Biden’s Poll Numbers Get Another Boost

Biden with talk show host Steven Colbert

Image courtesy of CBS/Late Night With Stephen Colbert

Biden’s Poll Numbers Get Another Boost
| published September 23, 2015 |

By Thursday Review staff

Even though Vice-President Joe Biden is not officially running for President, his poll numbers continue to look good. In fact, if Biden were to enter the race, he could divide Democratic loyalties in a three-way split.

According to a new Bloomberg survey released on Wednesday, Biden is pulling in about 25% support from those who identify themselves as Democrats, Democratic-leaning independents, or left-leaning unaligned voters. The new poll results are significant in that Biden has pulled alongside Vermont Senator Bernie Sanders, with roughly 24% in the same poll.

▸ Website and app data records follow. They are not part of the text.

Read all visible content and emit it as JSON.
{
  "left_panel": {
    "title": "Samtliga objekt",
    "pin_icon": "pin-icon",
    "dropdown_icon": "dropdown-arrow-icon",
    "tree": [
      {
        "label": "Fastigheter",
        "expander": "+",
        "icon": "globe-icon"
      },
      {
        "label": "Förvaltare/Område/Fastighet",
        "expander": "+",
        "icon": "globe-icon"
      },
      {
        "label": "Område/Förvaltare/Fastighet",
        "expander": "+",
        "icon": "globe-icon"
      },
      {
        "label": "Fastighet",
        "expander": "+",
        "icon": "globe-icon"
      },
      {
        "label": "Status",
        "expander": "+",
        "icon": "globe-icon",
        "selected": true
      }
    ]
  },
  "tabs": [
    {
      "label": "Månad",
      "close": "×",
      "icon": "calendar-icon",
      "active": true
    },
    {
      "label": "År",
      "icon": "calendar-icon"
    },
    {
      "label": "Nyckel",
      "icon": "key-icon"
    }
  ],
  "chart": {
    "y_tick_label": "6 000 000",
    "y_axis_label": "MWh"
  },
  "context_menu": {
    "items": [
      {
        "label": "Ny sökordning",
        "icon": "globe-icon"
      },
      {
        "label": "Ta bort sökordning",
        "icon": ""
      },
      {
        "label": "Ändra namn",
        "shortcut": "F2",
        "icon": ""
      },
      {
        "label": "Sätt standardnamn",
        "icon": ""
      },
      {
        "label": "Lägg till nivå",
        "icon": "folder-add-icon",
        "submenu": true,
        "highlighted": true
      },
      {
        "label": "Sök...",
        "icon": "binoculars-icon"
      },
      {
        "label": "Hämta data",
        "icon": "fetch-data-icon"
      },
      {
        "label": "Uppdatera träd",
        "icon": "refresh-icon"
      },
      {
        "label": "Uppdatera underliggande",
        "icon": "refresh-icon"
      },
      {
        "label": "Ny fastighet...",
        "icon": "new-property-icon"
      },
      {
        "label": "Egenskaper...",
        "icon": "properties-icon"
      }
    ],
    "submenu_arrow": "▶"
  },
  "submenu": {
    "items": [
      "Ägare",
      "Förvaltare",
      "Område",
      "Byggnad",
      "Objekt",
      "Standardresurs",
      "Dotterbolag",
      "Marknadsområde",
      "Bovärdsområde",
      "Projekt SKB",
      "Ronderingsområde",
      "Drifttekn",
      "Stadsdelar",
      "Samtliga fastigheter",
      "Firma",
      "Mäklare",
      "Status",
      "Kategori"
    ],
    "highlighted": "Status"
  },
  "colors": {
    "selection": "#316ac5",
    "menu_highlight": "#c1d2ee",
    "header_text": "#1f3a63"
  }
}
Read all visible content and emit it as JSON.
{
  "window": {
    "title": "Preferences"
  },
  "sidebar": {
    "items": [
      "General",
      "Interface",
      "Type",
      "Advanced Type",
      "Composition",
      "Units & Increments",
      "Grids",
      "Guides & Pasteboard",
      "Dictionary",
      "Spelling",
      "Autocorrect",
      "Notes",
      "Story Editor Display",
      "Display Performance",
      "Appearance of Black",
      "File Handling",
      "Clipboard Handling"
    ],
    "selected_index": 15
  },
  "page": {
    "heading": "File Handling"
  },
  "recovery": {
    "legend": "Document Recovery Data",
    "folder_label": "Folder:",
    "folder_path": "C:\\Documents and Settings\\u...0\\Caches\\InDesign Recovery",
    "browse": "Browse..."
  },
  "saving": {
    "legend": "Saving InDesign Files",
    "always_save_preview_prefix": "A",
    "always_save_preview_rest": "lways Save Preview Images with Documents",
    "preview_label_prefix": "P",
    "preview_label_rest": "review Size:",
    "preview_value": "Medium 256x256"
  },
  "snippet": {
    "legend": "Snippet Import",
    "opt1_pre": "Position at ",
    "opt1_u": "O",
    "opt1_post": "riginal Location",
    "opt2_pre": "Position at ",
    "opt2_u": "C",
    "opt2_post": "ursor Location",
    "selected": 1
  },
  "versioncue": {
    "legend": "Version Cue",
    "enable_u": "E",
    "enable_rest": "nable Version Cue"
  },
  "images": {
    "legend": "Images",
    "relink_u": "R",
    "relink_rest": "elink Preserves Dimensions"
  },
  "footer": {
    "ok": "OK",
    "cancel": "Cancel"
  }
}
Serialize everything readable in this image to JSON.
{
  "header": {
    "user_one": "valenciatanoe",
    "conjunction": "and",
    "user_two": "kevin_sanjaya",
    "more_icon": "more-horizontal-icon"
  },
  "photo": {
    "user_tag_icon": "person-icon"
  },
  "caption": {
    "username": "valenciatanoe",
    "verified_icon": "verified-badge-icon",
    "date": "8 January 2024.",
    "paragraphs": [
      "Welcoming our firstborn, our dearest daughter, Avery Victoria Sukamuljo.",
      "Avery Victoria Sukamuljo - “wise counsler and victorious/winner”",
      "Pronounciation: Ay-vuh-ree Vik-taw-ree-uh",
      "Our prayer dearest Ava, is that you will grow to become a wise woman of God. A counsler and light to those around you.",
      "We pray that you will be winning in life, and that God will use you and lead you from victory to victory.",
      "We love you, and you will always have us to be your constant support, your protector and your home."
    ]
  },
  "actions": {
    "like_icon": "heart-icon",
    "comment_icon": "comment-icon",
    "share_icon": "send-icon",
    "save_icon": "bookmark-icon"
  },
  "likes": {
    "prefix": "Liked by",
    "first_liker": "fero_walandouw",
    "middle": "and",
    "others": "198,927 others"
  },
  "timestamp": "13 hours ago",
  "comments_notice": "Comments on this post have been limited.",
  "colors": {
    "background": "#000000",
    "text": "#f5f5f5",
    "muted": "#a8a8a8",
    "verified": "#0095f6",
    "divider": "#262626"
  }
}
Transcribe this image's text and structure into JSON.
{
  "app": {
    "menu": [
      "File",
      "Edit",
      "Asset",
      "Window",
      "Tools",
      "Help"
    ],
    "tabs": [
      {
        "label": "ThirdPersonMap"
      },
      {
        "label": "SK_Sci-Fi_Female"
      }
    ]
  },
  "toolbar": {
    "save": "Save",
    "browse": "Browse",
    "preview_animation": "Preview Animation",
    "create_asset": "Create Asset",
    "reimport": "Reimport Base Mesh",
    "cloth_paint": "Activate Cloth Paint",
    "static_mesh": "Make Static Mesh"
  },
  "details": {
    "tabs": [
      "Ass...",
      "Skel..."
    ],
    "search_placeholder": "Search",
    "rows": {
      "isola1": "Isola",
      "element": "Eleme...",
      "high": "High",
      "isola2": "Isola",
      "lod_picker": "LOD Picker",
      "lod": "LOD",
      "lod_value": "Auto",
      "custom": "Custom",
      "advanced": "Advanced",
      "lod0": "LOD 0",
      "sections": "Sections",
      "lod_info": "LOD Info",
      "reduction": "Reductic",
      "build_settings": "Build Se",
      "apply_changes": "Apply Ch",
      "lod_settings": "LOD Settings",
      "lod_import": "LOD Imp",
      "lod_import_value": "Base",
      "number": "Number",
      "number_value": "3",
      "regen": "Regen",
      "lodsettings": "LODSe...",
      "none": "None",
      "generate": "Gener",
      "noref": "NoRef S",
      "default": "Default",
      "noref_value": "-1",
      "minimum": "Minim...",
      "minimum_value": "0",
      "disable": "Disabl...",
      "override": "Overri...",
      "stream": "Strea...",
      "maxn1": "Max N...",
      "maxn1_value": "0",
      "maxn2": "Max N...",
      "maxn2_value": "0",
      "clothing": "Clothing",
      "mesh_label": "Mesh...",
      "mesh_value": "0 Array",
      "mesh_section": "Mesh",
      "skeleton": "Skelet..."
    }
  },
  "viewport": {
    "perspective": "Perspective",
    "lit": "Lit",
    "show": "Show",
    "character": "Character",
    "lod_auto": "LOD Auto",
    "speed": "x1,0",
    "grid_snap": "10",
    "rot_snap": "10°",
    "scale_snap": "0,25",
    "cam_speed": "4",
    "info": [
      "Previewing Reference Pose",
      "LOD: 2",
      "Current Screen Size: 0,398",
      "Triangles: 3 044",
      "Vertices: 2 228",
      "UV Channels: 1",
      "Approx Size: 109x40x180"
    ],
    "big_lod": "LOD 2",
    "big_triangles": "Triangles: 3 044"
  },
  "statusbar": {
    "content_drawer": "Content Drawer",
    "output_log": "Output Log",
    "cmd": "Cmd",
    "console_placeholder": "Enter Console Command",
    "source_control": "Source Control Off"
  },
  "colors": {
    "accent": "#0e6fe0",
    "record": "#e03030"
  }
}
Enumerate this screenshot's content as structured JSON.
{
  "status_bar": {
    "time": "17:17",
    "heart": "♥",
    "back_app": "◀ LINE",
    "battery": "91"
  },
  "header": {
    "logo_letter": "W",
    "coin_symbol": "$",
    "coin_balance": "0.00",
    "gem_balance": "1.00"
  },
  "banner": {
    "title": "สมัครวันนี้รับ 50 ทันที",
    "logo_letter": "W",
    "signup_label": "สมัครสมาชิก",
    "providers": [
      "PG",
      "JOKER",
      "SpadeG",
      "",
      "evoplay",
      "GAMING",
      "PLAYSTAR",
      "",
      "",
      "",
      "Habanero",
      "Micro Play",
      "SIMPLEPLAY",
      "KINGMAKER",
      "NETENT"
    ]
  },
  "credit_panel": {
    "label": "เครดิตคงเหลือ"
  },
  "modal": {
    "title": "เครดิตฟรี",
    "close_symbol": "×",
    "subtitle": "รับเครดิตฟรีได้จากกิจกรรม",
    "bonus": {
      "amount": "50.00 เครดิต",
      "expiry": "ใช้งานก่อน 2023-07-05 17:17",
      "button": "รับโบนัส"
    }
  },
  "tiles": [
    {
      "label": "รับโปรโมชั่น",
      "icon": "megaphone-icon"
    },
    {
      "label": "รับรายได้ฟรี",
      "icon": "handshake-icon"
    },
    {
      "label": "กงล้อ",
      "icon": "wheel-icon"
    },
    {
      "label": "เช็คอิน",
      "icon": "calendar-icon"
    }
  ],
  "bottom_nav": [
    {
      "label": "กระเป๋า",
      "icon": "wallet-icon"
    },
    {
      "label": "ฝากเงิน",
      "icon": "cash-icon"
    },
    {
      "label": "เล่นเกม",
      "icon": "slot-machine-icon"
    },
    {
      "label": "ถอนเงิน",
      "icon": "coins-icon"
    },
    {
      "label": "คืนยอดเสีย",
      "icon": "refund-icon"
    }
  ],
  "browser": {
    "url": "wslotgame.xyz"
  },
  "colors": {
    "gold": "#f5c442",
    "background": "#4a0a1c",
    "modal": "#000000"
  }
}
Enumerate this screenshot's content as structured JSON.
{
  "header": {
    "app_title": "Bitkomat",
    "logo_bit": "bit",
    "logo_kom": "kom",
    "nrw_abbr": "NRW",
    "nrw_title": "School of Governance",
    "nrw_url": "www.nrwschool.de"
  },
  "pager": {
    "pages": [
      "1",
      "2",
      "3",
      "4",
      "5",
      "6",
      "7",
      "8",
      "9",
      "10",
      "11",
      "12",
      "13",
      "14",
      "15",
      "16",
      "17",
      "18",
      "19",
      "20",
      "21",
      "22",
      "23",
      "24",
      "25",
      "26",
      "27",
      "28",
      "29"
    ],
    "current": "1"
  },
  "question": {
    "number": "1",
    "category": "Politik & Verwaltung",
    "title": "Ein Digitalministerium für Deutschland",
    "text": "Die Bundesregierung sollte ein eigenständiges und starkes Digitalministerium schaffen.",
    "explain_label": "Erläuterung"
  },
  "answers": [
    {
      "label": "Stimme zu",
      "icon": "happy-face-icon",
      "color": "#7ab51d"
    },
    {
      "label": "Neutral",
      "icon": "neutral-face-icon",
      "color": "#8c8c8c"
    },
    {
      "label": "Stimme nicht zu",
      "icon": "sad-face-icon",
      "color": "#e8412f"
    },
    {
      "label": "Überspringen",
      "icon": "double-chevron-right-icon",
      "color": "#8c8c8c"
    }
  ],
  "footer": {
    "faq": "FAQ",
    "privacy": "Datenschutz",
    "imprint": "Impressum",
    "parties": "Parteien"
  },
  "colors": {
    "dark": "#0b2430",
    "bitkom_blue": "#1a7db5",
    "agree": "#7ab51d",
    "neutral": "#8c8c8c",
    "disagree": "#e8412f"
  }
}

Hillary Clinton leads the race with 33% support from registered Democrats and those independents who lean Democratic. Though Clinton leads the field, the nearly three-way split exposes dissatisfaction among many Democrats; more than half of Democrats now support candidates other than Clinton.

The remaining major Democratic candidates have little impact on the new polling. Former Virginia Senator James Webb (a political centrist) pulls-in about 2%, with former Maryland Governor Martin O’Malley taking in about 1%. Rhode Island Governor Lincoln Chafee and Harvard Law School professor Lawrence Lessig do not generate any measurable result in the Bloomberg poll; this calls into question whether they will qualify even to make the cut to enter the first major Democratic Party debate scheduled for next month.

Speculation about a Biden run has been more-or-less continuous for several months. The White House indicated that it would have its blessing if Biden chooses to enter the race, though it is not likely Biden will receive an official “endorsement” from President Obama. Biden has been meeting with potential strategists, as well as heavy-hitter fundraisers known to support Democratic candidates. A meeting between Biden and former banker and Wall Street investor Robert Wolf ten days ago, and only hours after Biden's much-watched appearance on CBS's Late Night With Stephen Colbert, sparked an intense round of fresh talk that Biden was seriously considering a run--despite his reticence with Colbert during the show's taping.

Though Biden has repeatedly said he has not formally made a decision about running in 2016, he has been working like a man looking into every possible consideration. Biden is being spurred onward by several major grassroots efforts to induce him to run, including a Super PAC called Draft Biden 2016. The PAC has staff, fundraisers, a legion of volunteers, and is in the process of securing endorsements in Iowa, New Hampshire, South Carolina and Florida. Draft Biden 2016 has also gathered more than a quarter of a million signatures from Democrats on a petition urging Biden to enter the race. The group is also selling campaign items online in an effort to generate additional cash.

Biden’s political stock has risen substantially in recent last months, almost in direct proportion to the troubles which now dog the Clinton campaign. Clinton has faced a storm of criticism over her decision to use a privately-crafted email account while serving as U.S. Secretary of State from early 2009 to 2013. The decision, which she says was made strictly for the sake of convenience, has proven problematic since the beginning of this year. Among other things, Clinton acknowledges that she personally deleted some 31, 000 emails when her tenure as top diplomat ended. This has stoked a seemingly inextinguishable fire—among reporters, investigators, and Republicans in Congress—that Clinton has deliberately dodged accountability and transparency.

Word leaked out this week that the FBI’s forensic computer experts have begun to successfully extract emails from Clinton’s server. The collective outcome of an examination of those emails may eventually vindicate Clinton, or they inflict further damage to her campaign.

In the meantime, Vermont’s Bernie Sanders remains Clinton’s only official serious challenger. Sanders leads Clinton in both Iowa and New Hampshire—both critical and sometimes decisive early contests. But Clinton still maintains a comfortable lead in other states, including South Carolina, the next major contest after New Hampshire. Clinton’s lead nationally continues to shrink, though it is possible she could regain her momentum if the email scandal and Server-gate issues soon blow over.

Clinton suffered heavy damage as the email controversy unfolded over the late spring and early summer, with the net result that her unfavorable ratings grew substantially larger. Biden meanwhile is the only Democrat to see his favorable ratings on the rise during that same period.

Political analysts expect that Biden will be forced to make a decision very soon—within eight to ten days—in order to officially qualify in several primary and caucus states, and in order to be considered as a participant in the first Democratic debate in October.

Related Thursday Review articles:

Why Biden’s Stock Keeps Rising; R. Alan Clanton; Thursday Review; September 16, 2015.

Biden Meeting With Wolf Raises Speculation; Thursday Review; September 14,2015.